In the first aid kit there were some bandages, various concoctions to disinfect wounds and a neck brace, but for our peace of mind, Peguero - that's the doctor's name - explained that, until now, he has never had to use it.
In case we hadn't had enough adventures with the experience so far, on the second day they took us to what they call camp hell, where contestants sleep if they lose the tests. Their name reflects the reality they find themselves in: an authentic swamp in the middle of the jungle in which they share oxygen with the famous cockatoos and annoying mosquitoes -among other species-. There they sleep (if they can) in the purest style of Lost or like Tom Hanks in the movie Castaway and it is more than likely that while they are lying on the floor one of these bugs could pass over them. "There are rats, so you don't get scared," they warned us.
Getting there was a real odyssey. The boats cannot reach the shore, so we had to jump into the sea and walk to dry land, "with our slippers on," they recommended. When we reached the shore, completely wet from the knees down, the camp was about 50 meters into the jungle. It was then that they made us a proposal that would mark what was going to happen next. "There are two paths, the one that the contestants have to use, and a simpler one that uses production." Much of the group chose to follow what they called the "easy" path (spoiler: it wasn't), but I thought, "We're here to play." And that's how I entered the path that the contestants follow. A message from Patxi Alonso, executive producer of the program, should have served as a warning: "They can only go there if they arrive at the camp during the day, because at night it is dangerous."

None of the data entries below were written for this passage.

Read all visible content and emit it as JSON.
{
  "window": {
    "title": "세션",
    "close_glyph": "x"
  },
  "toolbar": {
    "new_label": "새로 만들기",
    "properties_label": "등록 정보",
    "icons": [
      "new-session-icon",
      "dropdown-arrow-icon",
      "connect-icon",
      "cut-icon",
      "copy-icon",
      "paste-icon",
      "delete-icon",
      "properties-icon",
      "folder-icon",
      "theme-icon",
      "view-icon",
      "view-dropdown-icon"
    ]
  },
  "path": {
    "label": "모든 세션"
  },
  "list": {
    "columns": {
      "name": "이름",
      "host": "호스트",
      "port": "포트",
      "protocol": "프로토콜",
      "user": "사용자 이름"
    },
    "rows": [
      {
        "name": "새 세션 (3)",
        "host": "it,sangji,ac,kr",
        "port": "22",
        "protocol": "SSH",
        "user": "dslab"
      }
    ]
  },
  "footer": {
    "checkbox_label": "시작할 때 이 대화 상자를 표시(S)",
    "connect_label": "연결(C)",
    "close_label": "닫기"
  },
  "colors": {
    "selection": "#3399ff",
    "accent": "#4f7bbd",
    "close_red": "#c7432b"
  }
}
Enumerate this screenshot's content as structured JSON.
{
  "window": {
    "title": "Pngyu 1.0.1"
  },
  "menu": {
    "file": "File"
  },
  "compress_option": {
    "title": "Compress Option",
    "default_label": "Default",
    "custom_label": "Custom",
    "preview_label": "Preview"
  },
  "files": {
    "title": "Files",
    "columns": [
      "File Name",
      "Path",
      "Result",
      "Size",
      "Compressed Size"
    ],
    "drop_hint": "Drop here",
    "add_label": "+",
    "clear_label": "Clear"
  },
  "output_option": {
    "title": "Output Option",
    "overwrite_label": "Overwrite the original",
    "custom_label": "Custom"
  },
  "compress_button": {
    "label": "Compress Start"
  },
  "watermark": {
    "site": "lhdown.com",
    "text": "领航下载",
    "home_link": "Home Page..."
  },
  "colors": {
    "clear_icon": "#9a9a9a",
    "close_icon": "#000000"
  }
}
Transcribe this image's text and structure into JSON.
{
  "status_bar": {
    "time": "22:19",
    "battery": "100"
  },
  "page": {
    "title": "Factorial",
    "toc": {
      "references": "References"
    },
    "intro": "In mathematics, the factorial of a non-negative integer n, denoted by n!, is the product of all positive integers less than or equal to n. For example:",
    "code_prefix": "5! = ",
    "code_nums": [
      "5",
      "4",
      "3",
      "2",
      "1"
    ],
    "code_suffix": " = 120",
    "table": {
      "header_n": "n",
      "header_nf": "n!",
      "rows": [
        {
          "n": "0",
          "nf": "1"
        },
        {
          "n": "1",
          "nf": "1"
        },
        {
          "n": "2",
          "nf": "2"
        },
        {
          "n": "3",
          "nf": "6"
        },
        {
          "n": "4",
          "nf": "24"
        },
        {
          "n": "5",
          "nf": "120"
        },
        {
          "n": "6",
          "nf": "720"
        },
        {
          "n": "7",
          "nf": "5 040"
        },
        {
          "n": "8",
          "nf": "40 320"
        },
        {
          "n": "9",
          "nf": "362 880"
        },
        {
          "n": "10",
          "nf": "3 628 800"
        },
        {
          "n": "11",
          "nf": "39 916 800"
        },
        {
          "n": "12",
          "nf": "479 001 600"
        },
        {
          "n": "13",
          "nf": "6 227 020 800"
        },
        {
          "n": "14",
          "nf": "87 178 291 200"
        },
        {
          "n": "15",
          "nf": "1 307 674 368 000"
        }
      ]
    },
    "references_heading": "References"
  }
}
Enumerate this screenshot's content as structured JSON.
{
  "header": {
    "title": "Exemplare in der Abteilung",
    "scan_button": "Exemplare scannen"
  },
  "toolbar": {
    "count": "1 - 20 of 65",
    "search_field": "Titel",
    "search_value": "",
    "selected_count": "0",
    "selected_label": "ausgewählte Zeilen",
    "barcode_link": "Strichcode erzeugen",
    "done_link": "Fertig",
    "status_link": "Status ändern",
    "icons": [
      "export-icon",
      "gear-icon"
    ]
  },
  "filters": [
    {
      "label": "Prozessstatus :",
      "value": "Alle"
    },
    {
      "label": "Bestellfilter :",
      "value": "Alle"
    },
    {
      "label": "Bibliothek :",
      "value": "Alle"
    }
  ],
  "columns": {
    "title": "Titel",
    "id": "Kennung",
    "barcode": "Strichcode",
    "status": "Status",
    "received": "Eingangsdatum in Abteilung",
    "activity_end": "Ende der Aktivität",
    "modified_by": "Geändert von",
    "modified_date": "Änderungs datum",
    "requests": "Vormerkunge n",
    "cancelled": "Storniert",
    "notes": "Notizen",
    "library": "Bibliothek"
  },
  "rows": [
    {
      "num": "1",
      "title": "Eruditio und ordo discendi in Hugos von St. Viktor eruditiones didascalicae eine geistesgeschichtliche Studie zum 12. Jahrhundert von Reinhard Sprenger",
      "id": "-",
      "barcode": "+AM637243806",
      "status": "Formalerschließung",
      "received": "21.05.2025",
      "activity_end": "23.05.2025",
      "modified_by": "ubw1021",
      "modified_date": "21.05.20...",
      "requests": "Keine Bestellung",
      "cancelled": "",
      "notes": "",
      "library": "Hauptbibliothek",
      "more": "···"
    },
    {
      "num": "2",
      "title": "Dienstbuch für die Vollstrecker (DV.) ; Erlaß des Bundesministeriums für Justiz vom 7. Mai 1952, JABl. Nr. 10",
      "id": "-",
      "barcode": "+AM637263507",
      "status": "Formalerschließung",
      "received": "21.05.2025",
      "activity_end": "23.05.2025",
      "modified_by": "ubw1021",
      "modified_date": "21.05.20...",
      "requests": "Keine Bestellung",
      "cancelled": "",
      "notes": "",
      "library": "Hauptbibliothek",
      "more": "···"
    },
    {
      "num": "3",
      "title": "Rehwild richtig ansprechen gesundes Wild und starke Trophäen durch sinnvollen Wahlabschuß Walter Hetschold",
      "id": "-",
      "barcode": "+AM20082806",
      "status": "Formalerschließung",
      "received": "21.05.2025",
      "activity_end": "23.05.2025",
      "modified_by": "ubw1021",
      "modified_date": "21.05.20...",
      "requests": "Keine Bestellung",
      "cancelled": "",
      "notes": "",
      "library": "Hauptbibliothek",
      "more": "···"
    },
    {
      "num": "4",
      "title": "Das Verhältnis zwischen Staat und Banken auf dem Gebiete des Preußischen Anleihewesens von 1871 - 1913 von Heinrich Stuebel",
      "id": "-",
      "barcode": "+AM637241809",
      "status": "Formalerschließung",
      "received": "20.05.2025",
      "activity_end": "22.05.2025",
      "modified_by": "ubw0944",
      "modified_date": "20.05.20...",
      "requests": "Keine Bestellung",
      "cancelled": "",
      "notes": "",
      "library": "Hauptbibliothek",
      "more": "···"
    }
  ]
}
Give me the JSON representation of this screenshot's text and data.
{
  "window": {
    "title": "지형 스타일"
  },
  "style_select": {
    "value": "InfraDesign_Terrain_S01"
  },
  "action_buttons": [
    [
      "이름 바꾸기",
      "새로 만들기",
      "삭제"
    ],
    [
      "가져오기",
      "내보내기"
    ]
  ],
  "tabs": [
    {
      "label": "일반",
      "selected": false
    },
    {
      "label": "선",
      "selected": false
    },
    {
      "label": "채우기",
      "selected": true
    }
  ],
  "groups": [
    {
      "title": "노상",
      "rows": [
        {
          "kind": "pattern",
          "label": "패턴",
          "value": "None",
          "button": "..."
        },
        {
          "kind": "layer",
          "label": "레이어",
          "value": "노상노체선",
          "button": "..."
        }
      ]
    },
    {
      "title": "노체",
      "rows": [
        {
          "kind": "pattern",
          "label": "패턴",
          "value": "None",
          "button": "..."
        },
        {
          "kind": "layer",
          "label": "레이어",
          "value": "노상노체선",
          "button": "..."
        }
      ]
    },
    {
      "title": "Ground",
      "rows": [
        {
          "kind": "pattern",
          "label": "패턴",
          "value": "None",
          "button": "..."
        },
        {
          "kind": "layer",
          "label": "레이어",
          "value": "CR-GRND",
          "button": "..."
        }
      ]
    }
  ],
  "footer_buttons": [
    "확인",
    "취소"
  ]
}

Just a few steps later I understood why it is hell. The ground is a kind of mud and one wrong step was like putting a leg in quicksand. They recommended that we advance by stepping on the roots of the trees, but it was impossible. The feeling of anguish grew when hearing screams from colleagues who claimed to have seen a tan rat.
I was one of the last. I wanted to see where those in front of me were stepping so I could follow their steps if they stayed afloat or avoid them if they fell into the mud. But although the idea sounded spectacular in my head, it didn't help much. A stumble caused me to fall and I sank almost up to my waist. I tried to get out of the mud, but without success: each step sank me deeper and when I tried to get my legs out I noticed what I assume was the root of a tree scratching me. A colleague gave me a hand to help me get out, and that's when the phrase with which Amparo Castellano, Director of Non-Fiction Content at Mediapro, defines El Conquistador made sense: "Without camaraderie and a common strategy, you won't survive here." . Once freed - and completely covered in mud - we returned to the beach along the supposedly easy path and there, without thinking twice, we cleaned the mud from our legs, arms and clothes with the sea water to continue with the day. We couldn't shower until nightfall.
"If they give me the choice of what to repeat, I would prefer that they throw the tarantulas at me again," I commented to another journalist. And, in the words of Castellano, "The conqueror does not win with resistance: he wins with the mind." The production company kept repeating that the program was different from other adventure reality shows because everything was wild and "real" and, although I started out being a little skeptical about it, I ended up agreeing with them. I understood that when you think you have reached the limit and nothing can get worse, the program comes and surprises you. And you also surprise yourself.